Just when you think you have seen it all, along comes Colman McCarthy with an ad hominem attack on one of the bright, shining lights of our time, Father Ted Hesburgh {"Theodore Hesburgh, Marlboro Man," op-ed May 19}. What gall, what arrogance McCarthy must possess to sit at his desk and impugn the motives of a man who has spent his entire life educating and helping people. What was Father Hesburgh's mortal sin? According to McCarthy he had the audacity to appear in a Philip Morris ad extolling the virtues of Bill of Rights.

Nowhere in the ad does Father Hesburgh advise his readers to go out and purchase a carton of Marlboros or Virginia Slims, but our final arbiter of morals, McCarthy, cannot bear to see a tobacco company do something good or possibly even altruistic. McCarthy shows no racial, gender or religious bias in his column; he also attacks Benjamin Hooks, Charlton Heston and Judith Jamison. I do find it curious that he neglects to attack another participant in the Bill of Rights campaign, Everett Alvarez, the Navy flier held captive by the North Vietnamese for 8 1/2 years. Of all the people who will ever see the Philip Morris campaign, Alvarez undoubtedly has the greatest appreciation for the Bill of Rights. He would probably be the first person to defend McCathy's right to print whatever drivel furthers his idea of what we should read in this country.

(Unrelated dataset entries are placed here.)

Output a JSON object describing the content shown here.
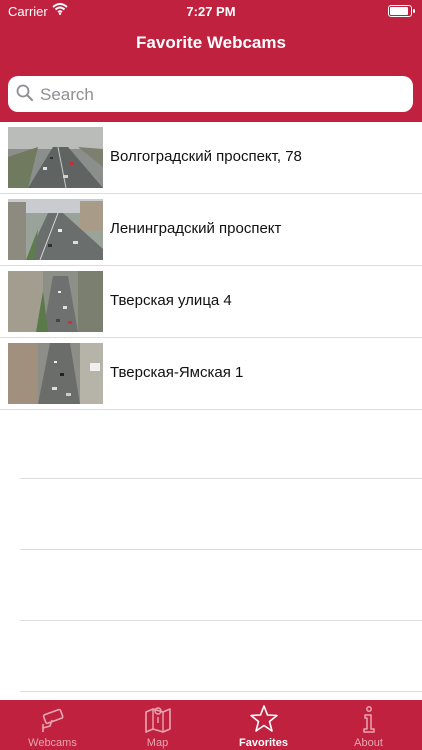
{
  "status": {
    "carrier": "Carrier",
    "time": "7:27 PM",
    "battery_level": 1.0
  },
  "nav": {
    "title": "Favorite Webcams"
  },
  "search": {
    "placeholder": "Search"
  },
  "webcams": [
    {
      "name": "Волгоградский проспект, 78",
      "thumb_icon": "traffic-camera-thumbnail"
    },
    {
      "name": "Ленинградский проспект",
      "thumb_icon": "traffic-camera-thumbnail"
    },
    {
      "name": "Тверская улица 4",
      "thumb_icon": "traffic-camera-thumbnail"
    },
    {
      "name": "Тверская-Ямская 1",
      "thumb_icon": "traffic-camera-thumbnail"
    }
  ],
  "tabs": [
    {
      "label": "Webcams",
      "icon": "webcam-icon",
      "active": false
    },
    {
      "label": "Map",
      "icon": "map-icon",
      "active": false
    },
    {
      "label": "Favorites",
      "icon": "star-icon",
      "active": true
    },
    {
      "label": "About",
      "icon": "info-icon",
      "active": false
    }
  ],
  "colors": {
    "brand": "#c0213f",
    "tab_inactive": "#e8a6b2",
    "tab_active": "#ffffff"
  }
}
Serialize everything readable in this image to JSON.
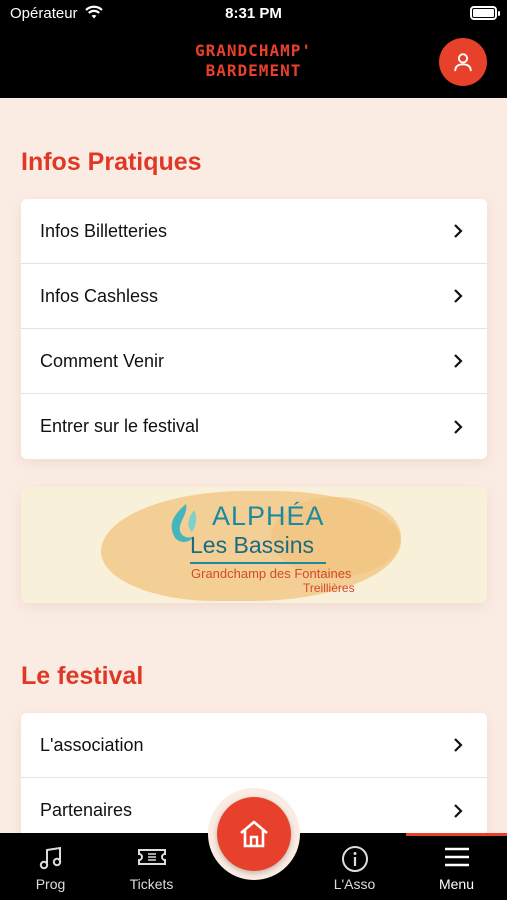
{
  "status_bar": {
    "carrier": "Opérateur",
    "time": "8:31 PM"
  },
  "header": {
    "logo_line1": "GRANDCHAMP'",
    "logo_line2": "BARDEMENT"
  },
  "sections": [
    {
      "title": "Infos Pratiques",
      "items": [
        {
          "label": "Infos Billetteries"
        },
        {
          "label": "Infos Cashless"
        },
        {
          "label": "Comment Venir"
        },
        {
          "label": "Entrer sur le festival"
        }
      ]
    },
    {
      "title": "Le festival",
      "items": [
        {
          "label": "L'association"
        },
        {
          "label": "Partenaires"
        }
      ]
    }
  ],
  "sponsor_banner": {
    "brand": "ALPHÉA",
    "name": "Les Bassins",
    "location_line1": "Grandchamp des Fontaines",
    "location_line2": "Treillières"
  },
  "tabbar": {
    "tabs": [
      {
        "label": "Prog",
        "icon": "music-note-icon"
      },
      {
        "label": "Tickets",
        "icon": "ticket-icon"
      },
      {
        "label": "L'Asso",
        "icon": "info-icon"
      },
      {
        "label": "Menu",
        "icon": "menu-icon",
        "active": true
      }
    ],
    "home_icon": "home-icon"
  },
  "colors": {
    "accent": "#e8412b",
    "background": "#fbece3",
    "header": "#000000"
  }
}
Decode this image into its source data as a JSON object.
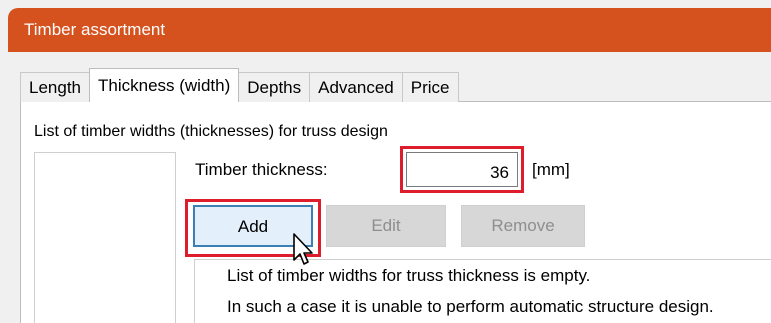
{
  "window": {
    "title": "Timber assortment",
    "titlebar_color": "#d5511e"
  },
  "tabs": [
    {
      "label": "Length",
      "active": false
    },
    {
      "label": "Thickness (width)",
      "active": true
    },
    {
      "label": "Depths",
      "active": false
    },
    {
      "label": "Advanced",
      "active": false
    },
    {
      "label": "Price",
      "active": false
    }
  ],
  "panel": {
    "caption": "List of timber widths (thicknesses) for truss design",
    "thickness_label": "Timber thickness:",
    "thickness_value": "36",
    "thickness_unit": "[mm]",
    "buttons": {
      "add": "Add",
      "edit": "Edit",
      "remove": "Remove"
    },
    "messages": [
      "List of timber widths for truss thickness is empty.",
      "In such a case it is unable to perform automatic structure design."
    ]
  },
  "highlight_color": "#dd1d2c",
  "icons": {
    "cursor": "mouse-pointer-icon"
  }
}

While the Bill of Rights guarantees McCarthy the right to say what he wants, I do think he owes Father Hesburgh an apology. When McCarthy has contributed to our society one one-hundredth of what Father Hesburgh has, then he can cast aspersions. -- Paul C. Bergson